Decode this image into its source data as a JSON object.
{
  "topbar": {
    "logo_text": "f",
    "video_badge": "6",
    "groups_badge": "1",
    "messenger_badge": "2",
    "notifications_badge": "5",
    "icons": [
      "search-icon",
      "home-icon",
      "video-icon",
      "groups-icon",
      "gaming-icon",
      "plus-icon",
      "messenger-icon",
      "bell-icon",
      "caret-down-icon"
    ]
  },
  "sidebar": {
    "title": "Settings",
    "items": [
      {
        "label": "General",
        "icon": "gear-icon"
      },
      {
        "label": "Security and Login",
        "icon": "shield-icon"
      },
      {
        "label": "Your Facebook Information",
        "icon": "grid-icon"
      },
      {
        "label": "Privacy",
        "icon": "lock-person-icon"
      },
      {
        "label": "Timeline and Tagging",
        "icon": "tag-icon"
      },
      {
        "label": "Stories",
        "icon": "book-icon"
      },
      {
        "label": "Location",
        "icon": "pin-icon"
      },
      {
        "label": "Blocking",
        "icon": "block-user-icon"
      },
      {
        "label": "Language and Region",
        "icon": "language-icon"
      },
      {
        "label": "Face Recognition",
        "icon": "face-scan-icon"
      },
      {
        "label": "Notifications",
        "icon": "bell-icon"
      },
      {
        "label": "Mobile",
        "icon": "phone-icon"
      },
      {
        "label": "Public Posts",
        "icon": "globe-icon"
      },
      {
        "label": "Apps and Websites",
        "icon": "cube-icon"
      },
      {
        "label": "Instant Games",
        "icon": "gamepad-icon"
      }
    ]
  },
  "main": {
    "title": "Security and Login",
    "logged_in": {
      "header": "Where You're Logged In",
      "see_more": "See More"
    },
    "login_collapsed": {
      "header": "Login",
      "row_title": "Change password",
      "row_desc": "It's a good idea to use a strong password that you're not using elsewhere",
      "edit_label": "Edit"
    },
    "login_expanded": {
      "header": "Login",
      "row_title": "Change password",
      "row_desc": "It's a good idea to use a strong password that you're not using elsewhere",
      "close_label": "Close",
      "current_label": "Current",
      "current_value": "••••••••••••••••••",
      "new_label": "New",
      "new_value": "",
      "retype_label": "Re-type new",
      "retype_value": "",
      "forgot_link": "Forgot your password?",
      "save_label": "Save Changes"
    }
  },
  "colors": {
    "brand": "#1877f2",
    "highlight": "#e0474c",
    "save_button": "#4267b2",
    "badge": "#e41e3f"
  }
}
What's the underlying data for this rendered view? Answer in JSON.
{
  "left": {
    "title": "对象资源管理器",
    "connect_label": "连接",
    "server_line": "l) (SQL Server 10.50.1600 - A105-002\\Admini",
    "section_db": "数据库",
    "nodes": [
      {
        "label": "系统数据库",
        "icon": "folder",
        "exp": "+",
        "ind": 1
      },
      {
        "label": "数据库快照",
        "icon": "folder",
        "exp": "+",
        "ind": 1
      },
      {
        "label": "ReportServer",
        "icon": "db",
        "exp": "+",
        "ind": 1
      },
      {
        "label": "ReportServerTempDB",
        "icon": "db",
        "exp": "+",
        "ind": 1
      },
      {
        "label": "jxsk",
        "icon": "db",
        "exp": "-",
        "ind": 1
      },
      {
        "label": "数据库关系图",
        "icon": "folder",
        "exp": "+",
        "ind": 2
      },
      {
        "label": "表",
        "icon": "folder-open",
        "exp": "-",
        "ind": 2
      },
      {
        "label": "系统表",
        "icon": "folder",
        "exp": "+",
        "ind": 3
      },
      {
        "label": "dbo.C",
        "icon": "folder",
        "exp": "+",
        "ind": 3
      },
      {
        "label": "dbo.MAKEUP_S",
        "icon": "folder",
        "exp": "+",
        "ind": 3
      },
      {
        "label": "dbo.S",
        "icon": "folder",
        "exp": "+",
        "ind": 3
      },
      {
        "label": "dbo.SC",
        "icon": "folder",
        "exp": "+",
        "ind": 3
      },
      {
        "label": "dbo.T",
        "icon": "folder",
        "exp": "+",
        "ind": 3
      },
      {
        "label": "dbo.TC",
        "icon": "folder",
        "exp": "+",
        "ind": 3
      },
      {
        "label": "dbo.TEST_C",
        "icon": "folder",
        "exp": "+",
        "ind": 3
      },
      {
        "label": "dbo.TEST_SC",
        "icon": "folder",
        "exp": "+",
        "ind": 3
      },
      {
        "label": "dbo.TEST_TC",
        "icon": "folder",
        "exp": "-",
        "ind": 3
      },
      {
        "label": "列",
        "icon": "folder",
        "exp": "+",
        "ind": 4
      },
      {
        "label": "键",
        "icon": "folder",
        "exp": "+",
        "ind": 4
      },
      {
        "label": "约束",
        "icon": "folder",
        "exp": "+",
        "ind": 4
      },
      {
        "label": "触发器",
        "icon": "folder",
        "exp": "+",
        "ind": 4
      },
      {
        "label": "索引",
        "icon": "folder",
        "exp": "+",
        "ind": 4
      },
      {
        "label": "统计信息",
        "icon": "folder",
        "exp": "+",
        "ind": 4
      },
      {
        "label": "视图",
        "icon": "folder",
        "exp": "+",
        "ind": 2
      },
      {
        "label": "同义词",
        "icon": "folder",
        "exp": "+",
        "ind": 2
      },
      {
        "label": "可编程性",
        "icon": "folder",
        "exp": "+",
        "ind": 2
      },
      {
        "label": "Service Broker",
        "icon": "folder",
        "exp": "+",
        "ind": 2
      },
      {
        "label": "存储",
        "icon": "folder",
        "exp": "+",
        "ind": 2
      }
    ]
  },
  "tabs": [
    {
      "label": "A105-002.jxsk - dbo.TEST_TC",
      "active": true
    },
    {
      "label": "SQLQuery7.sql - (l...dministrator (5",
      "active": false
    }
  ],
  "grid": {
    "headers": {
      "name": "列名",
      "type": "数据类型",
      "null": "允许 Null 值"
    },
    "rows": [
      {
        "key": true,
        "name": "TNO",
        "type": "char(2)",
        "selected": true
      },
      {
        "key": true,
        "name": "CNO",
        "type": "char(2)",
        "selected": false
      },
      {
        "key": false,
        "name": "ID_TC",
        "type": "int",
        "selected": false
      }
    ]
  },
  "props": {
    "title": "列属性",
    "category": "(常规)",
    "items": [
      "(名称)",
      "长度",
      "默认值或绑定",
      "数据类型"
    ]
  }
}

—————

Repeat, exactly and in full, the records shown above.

Decode this image into its source data as a JSON object.
{
  "topbar": {
    "logo_text": "f",
    "video_badge": "6",
    "groups_badge": "1",
    "messenger_badge": "2",
    "notifications_badge": "5",
    "icons": [
      "search-icon",
      "home-icon",
      "video-icon",
      "groups-icon",
      "gaming-icon",
      "plus-icon",
      "messenger-icon",
      "bell-icon",
      "caret-down-icon"
    ]
  },
  "sidebar": {
    "title": "Settings",
    "items": [
      {
        "label": "General",
        "icon": "gear-icon"
      },
      {
        "label": "Security and Login",
        "icon": "shield-icon"
      },
      {
        "label": "Your Facebook Information",
        "icon": "grid-icon"
      },
      {
        "label": "Privacy",
        "icon": "lock-person-icon"
      },
      {
        "label": "Timeline and Tagging",
        "icon": "tag-icon"
      },
      {
        "label": "Stories",
        "icon": "book-icon"
      },
      {
        "label": "Location",
        "icon": "pin-icon"
      },
      {
        "label": "Blocking",
        "icon": "block-user-icon"
      },
      {
        "label": "Language and Region",
        "icon": "language-icon"
      },
      {
        "label": "Face Recognition",
        "icon": "face-scan-icon"
      },
      {
        "label": "Notifications",
        "icon": "bell-icon"
      },
      {
        "label": "Mobile",
        "icon": "phone-icon"
      },
      {
        "label": "Public Posts",
        "icon": "globe-icon"
      },
      {
        "label": "Apps and Websites",
        "icon": "cube-icon"
      },
      {
        "label": "Instant Games",
        "icon": "gamepad-icon"
      }
    ]
  },
  "main": {
    "title": "Security and Login",
    "logged_in": {
      "header": "Where You're Logged In",
      "see_more": "See More"
    },
    "login_collapsed": {
      "header": "Login",
      "row_title": "Change password",
      "row_desc": "It's a good idea to use a strong password that you're not using elsewhere",
      "edit_label": "Edit"
    },
    "login_expanded": {
      "header": "Login",
      "row_title": "Change password",
      "row_desc": "It's a good idea to use a strong password that you're not using elsewhere",
      "close_label": "Close",
      "current_label": "Current",
      "current_value": "••••••••••••••••••",
      "new_label": "New",
      "new_value": "",
      "retype_label": "Re-type new",
      "retype_value": "",
      "forgot_link": "Forgot your password?",
      "save_label": "Save Changes"
    }
  },
  "colors": {
    "brand": "#1877f2",
    "highlight": "#e0474c",
    "save_button": "#4267b2",
    "badge": "#e41e3f"
  }
}
What's the underlying data for this rendered view? Answer in JSON.
{
  "left": {
    "title": "对象资源管理器",
    "connect_label": "连接",
    "server_line": "l) (SQL Server 10.50.1600 - A105-002\\Admini",
    "section_db": "数据库",
    "nodes": [
      {
        "label": "系统数据库",
        "icon": "folder",
        "exp": "+",
        "ind": 1
      },
      {
        "label": "数据库快照",
        "icon": "folder",
        "exp": "+",
        "ind": 1
      },
      {
        "label": "ReportServer",
        "icon": "db",
        "exp": "+",
        "ind": 1
      },
      {
        "label": "ReportServerTempDB",
        "icon": "db",
        "exp": "+",
        "ind": 1
      },
      {
        "label": "jxsk",
        "icon": "db",
        "exp": "-",
        "ind": 1
      },
      {
        "label": "数据库关系图",
        "icon": "folder",
        "exp": "+",
        "ind": 2
      },
      {
        "label": "表",
        "icon": "folder-open",
        "exp": "-",
        "ind": 2
      },
      {
        "label": "系统表",
        "icon": "folder",
        "exp": "+",
        "ind": 3
      },
      {
        "label": "dbo.C",
        "icon": "folder",
        "exp": "+",
        "ind": 3
      },
      {
        "label": "dbo.MAKEUP_S",
        "icon": "folder",
        "exp": "+",
        "ind": 3
      },
      {
        "label": "dbo.S",
        "icon": "folder",
        "exp": "+",
        "ind": 3
      },
      {
        "label": "dbo.SC",
        "icon": "folder",
        "exp": "+",
        "ind": 3
      },
      {
        "label": "dbo.T",
        "icon": "folder",
        "exp": "+",
        "ind": 3
      },
      {
        "label": "dbo.TC",
        "icon": "folder",
        "exp": "+",
        "ind": 3
      },
      {
        "label": "dbo.TEST_C",
        "icon": "folder",
        "exp": "+",
        "ind": 3
      },
      {
        "label": "dbo.TEST_SC",
        "icon": "folder",
        "exp": "+",
        "ind": 3
      },
      {
        "label": "dbo.TEST_TC",
        "icon": "folder",
        "exp": "-",
        "ind": 3
      },
      {
        "label": "列",
        "icon": "folder",
        "exp": "+",
        "ind": 4
      },
      {
        "label": "键",
        "icon": "folder",
        "exp": "+",
        "ind": 4
      },
      {
        "label": "约束",
        "icon": "folder",
        "exp": "+",
        "ind": 4
      },
      {
        "label": "触发器",
        "icon": "folder",
        "exp": "+",
        "ind": 4
      },
      {
        "label": "索引",
        "icon": "folder",
        "exp": "+",
        "ind": 4
      },
      {
        "label": "统计信息",
        "icon": "folder",
        "exp": "+",
        "ind": 4
      },
      {
        "label": "视图",
        "icon": "folder",
        "exp": "+",
        "ind": 2
      },
      {
        "label": "同义词",
        "icon": "folder",
        "exp": "+",
        "ind": 2
      },
      {
        "label": "可编程性",
        "icon": "folder",
        "exp": "+",
        "ind": 2
      },
      {
        "label": "Service Broker",
        "icon": "folder",
        "exp": "+",
        "ind": 2
      },
      {
        "label": "存储",
        "icon": "folder",
        "exp": "+",
        "ind": 2
      }
    ]
  },
  "tabs": [
    {
      "label": "A105-002.jxsk - dbo.TEST_TC",
      "active": true
    },
    {
      "label": "SQLQuery7.sql - (l...dministrator (5",
      "active": false
    }
  ],
  "grid": {
    "headers": {
      "name": "列名",
      "type": "数据类型",
      "null": "允许 Null 值"
    },
    "rows": [
      {
        "key": true,
        "name": "TNO",
        "type": "char(2)",
        "selected": true
      },
      {
        "key": true,
        "name": "CNO",
        "type": "char(2)",
        "selected": false
      },
      {
        "key": false,
        "name": "ID_TC",
        "type": "int",
        "selected": false
      }
    ]
  },
  "props": {
    "title": "列属性",
    "category": "(常规)",
    "items": [
      "(名称)",
      "长度",
      "默认值或绑定",
      "数据类型"
    ]
  }
}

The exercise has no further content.